“Signage should be present and always inform consumers about the different usages and occasions for avocados, and recipe cards placed directly next to the product help drive sales and encourage consumers to use the product in new ways.
“Additionally, offering a coupon on bundled items adds value for the consumer, encouraging them to proceed with the promotional purchase,” Christou said.
Nissa Pierson, who manages sales and marketing for the Crespo Organic mango program of Rio Rico, Ariz.-based RCF Distributors, suggested the liquor section as an ideal area to set up a secondary display.
"The booze tie is widely celebrated, whether it be with Mexican beer or tequila,” Pierson said. “Placing a display of mangoes in the liquor section is proven to increase sales. Recipes and mangoes for our ‘famous’ Mango-Pit Margarita Mixer are very popular within the booze section.”
Ronnie Cohen, partner in Hackensack, N.J.-based Vision Import Group, recommended giving shoppers options when promoting mangoes.
“I believe the best model is offer at least two varieties we call reds/rounds and yellows,” Cohen said. “Be displayed with larger- and smaller-caliber offerings.
This can satisfy different consumers’ personal likes and needs and for everyone in the supply chain increase overall volume.”
Golden noted that the timing of Cinco de Mayo makes it an ideal occasion to promote mangoes.

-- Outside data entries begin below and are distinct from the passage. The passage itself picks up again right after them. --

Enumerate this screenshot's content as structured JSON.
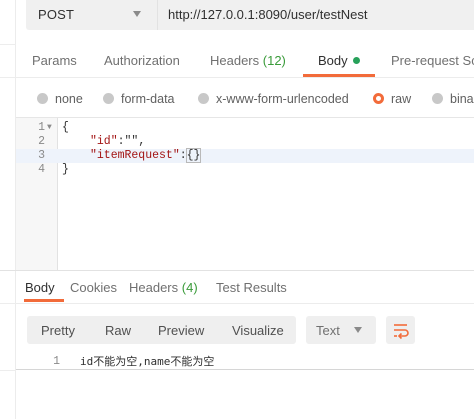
{
  "request": {
    "method": "POST",
    "url": "http://127.0.0.1:8090/user/testNest"
  },
  "request_tabs": {
    "params": "Params",
    "authorization": "Authorization",
    "headers": "Headers",
    "headers_count": "(12)",
    "body": "Body",
    "prerequest": "Pre-request Scr"
  },
  "body_modes": {
    "none": "none",
    "form_data": "form-data",
    "urlencoded": "x-www-form-urlencoded",
    "raw": "raw",
    "binary": "bina",
    "selected": "raw"
  },
  "editor": {
    "lines": [
      {
        "num": "1",
        "brace": "{"
      },
      {
        "num": "2",
        "key": "\"id\"",
        "rest": ":\"\","
      },
      {
        "num": "3",
        "key": "\"itemRequest\"",
        "colon": ":",
        "obj": "{}"
      },
      {
        "num": "4",
        "brace": "}"
      }
    ]
  },
  "response_tabs": {
    "body": "Body",
    "cookies": "Cookies",
    "headers": "Headers",
    "headers_count": "(4)",
    "test_results": "Test Results"
  },
  "response_toolbar": {
    "pretty": "Pretty",
    "raw": "Raw",
    "preview": "Preview",
    "visualize": "Visualize",
    "format": "Text"
  },
  "response_body": {
    "line_num": "1",
    "text": "id不能为空,name不能为空"
  },
  "colors": {
    "accent": "#f26b3a",
    "status_green": "#27a15a",
    "count_green": "#3a9b3a"
  },
  "icons": {
    "method_dropdown": "chevron-down-icon",
    "body_indicator": "dot-icon",
    "fold": "fold-arrow-icon",
    "wrap": "wrap-lines-icon"
  }
}
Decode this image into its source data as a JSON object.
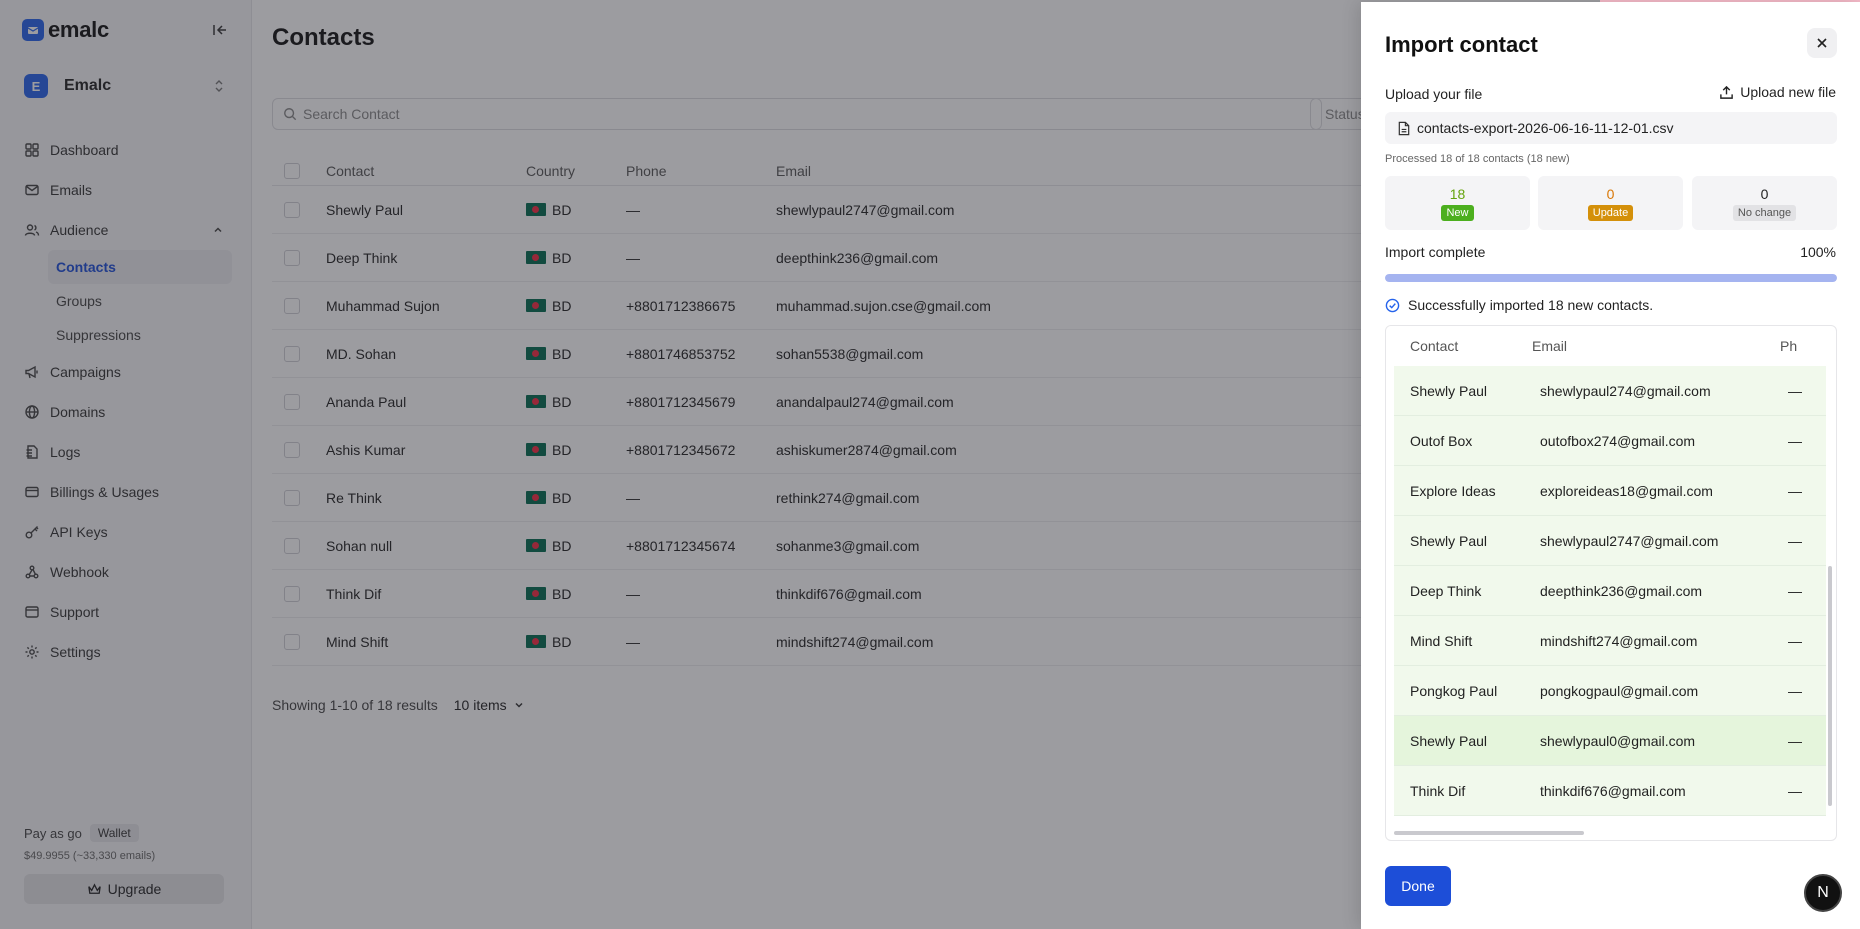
{
  "app": {
    "logo_text": "emalc",
    "brand_color": "#2563eb"
  },
  "workspace": {
    "initial": "E",
    "name": "Emalc"
  },
  "sidebar": {
    "items": [
      {
        "label": "Dashboard",
        "icon": "dashboard-icon"
      },
      {
        "label": "Emails",
        "icon": "mail-icon"
      },
      {
        "label": "Audience",
        "icon": "users-icon",
        "expanded": true
      },
      {
        "label": "Campaigns",
        "icon": "megaphone-icon"
      },
      {
        "label": "Domains",
        "icon": "globe-icon"
      },
      {
        "label": "Logs",
        "icon": "logs-icon"
      },
      {
        "label": "Billings & Usages",
        "icon": "billing-icon"
      },
      {
        "label": "API Keys",
        "icon": "key-icon"
      },
      {
        "label": "Webhook",
        "icon": "webhook-icon"
      },
      {
        "label": "Support",
        "icon": "support-icon"
      },
      {
        "label": "Settings",
        "icon": "settings-icon"
      }
    ],
    "audience_sub": [
      "Contacts",
      "Groups",
      "Suppressions"
    ],
    "plan_label": "Pay as go",
    "wallet_badge": "Wallet",
    "balance": "$49.9955 (~33,330 emails)",
    "upgrade_label": "Upgrade"
  },
  "main": {
    "title": "Contacts",
    "search_placeholder": "Search Contact",
    "status_filter": "Status",
    "columns": [
      "Contact",
      "Country",
      "Phone",
      "Email"
    ],
    "rows": [
      {
        "name": "Shewly Paul",
        "country": "BD",
        "phone": "—",
        "email": "shewlypaul2747@gmail.com"
      },
      {
        "name": "Deep Think",
        "country": "BD",
        "phone": "—",
        "email": "deepthink236@gmail.com"
      },
      {
        "name": "Muhammad Sujon",
        "country": "BD",
        "phone": "+8801712386675",
        "email": "muhammad.sujon.cse@gmail.com"
      },
      {
        "name": "MD. Sohan",
        "country": "BD",
        "phone": "+8801746853752",
        "email": "sohan5538@gmail.com"
      },
      {
        "name": "Ananda Paul",
        "country": "BD",
        "phone": "+8801712345679",
        "email": "anandalpaul274@gmail.com"
      },
      {
        "name": "Ashis Kumar",
        "country": "BD",
        "phone": "+8801712345672",
        "email": "ashiskumer2874@gmail.com"
      },
      {
        "name": "Re Think",
        "country": "BD",
        "phone": "—",
        "email": "rethink274@gmail.com"
      },
      {
        "name": "Sohan null",
        "country": "BD",
        "phone": "+8801712345674",
        "email": "sohanme3@gmail.com"
      },
      {
        "name": "Think Dif",
        "country": "BD",
        "phone": "—",
        "email": "thinkdif676@gmail.com"
      },
      {
        "name": "Mind Shift",
        "country": "BD",
        "phone": "—",
        "email": "mindshift274@gmail.com"
      }
    ],
    "showing": "Showing 1-10 of 18 results",
    "items_per_page": "10 items"
  },
  "import_panel": {
    "title": "Import contact",
    "upload_label": "Upload your file",
    "upload_new_label": "Upload new file",
    "file_name": "contacts-export-2026-06-16-11-12-01.csv",
    "processed_text": "Processed 18 of 18 contacts (18 new)",
    "stats": [
      {
        "value": "18",
        "label": "New",
        "num_color": "#65a30d",
        "tag_bg": "#4caf1e",
        "tag_color": "#ffffff"
      },
      {
        "value": "0",
        "label": "Update",
        "num_color": "#d97706",
        "tag_bg": "#d4900a",
        "tag_color": "#ffffff"
      },
      {
        "value": "0",
        "label": "No change",
        "num_color": "#222222",
        "tag_bg": "#e2e2e5",
        "tag_color": "#555555"
      }
    ],
    "progress_label": "Import complete",
    "progress_pct": "100%",
    "progress_value": 1.0,
    "success_text": "Successfully imported 18 new contacts.",
    "result_columns": [
      "Contact",
      "Email",
      "Ph"
    ],
    "result_rows": [
      {
        "name": "Shewly Paul",
        "email": "shewlypaul274@gmail.com",
        "phone": "—"
      },
      {
        "name": "Outof Box",
        "email": "outofbox274@gmail.com",
        "phone": "—"
      },
      {
        "name": "Explore Ideas",
        "email": "exploreideas18@gmail.com",
        "phone": "—"
      },
      {
        "name": "Shewly Paul",
        "email": "shewlypaul2747@gmail.com",
        "phone": "—"
      },
      {
        "name": "Deep Think",
        "email": "deepthink236@gmail.com",
        "phone": "—"
      },
      {
        "name": "Mind Shift",
        "email": "mindshift274@gmail.com",
        "phone": "—"
      },
      {
        "name": "Pongkog Paul",
        "email": "pongkogpaul@gmail.com",
        "phone": "—"
      },
      {
        "name": "Shewly Paul",
        "email": "shewlypaul0@gmail.com",
        "phone": "—",
        "highlighted": true
      },
      {
        "name": "Think Dif",
        "email": "thinkdif676@gmail.com",
        "phone": "—"
      }
    ],
    "done_label": "Done"
  },
  "assistant_badge": "N"
}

“(It) comes at a time before domestic tree fruit is widely available and at a time where offshore tree fruit is mostly finished, so it makes sense to run with what is in peak season — mangoes!” Golden said.
When it comes to pricing for an avocado promotion, Garven suggested that retailers test different approaches to see if the positioning of the offer makes a difference in sales.
“We (can) take the 99-cent/each example and turn it into whole numbers, like $1/each; multiples, like 2/$2; or a (buy one get one) where the price is $2 each and shoppers get one free with purchase,” Garven said.
“All of these versions result in basically the same price, but shoppers will respond differently, which of course impacts the volume. The elasticity measures that result. This is the art of pricing.
“All too often retailers run the same ad on avocados, which can be a big mistake,” Garven said. “While you may see a corresponding lift in sales, how do you know (if) another price or type might be more effective?”
Garven also suggests keeping in mind when consumers will be shopping for Cinco de Mayo and having fruit of the desired ripeness available at the right times.
“For a holiday in particular ... we need to time things exactly right, understanding that those who do their shopping several days in advance will have products that will last, and those who wait until closer to the holiday will need something that’s ready for immediate use,” Garven said.
“Transferring sales to another store looking for the right avocado occurs normally, but during this holiday week it will be amplified.”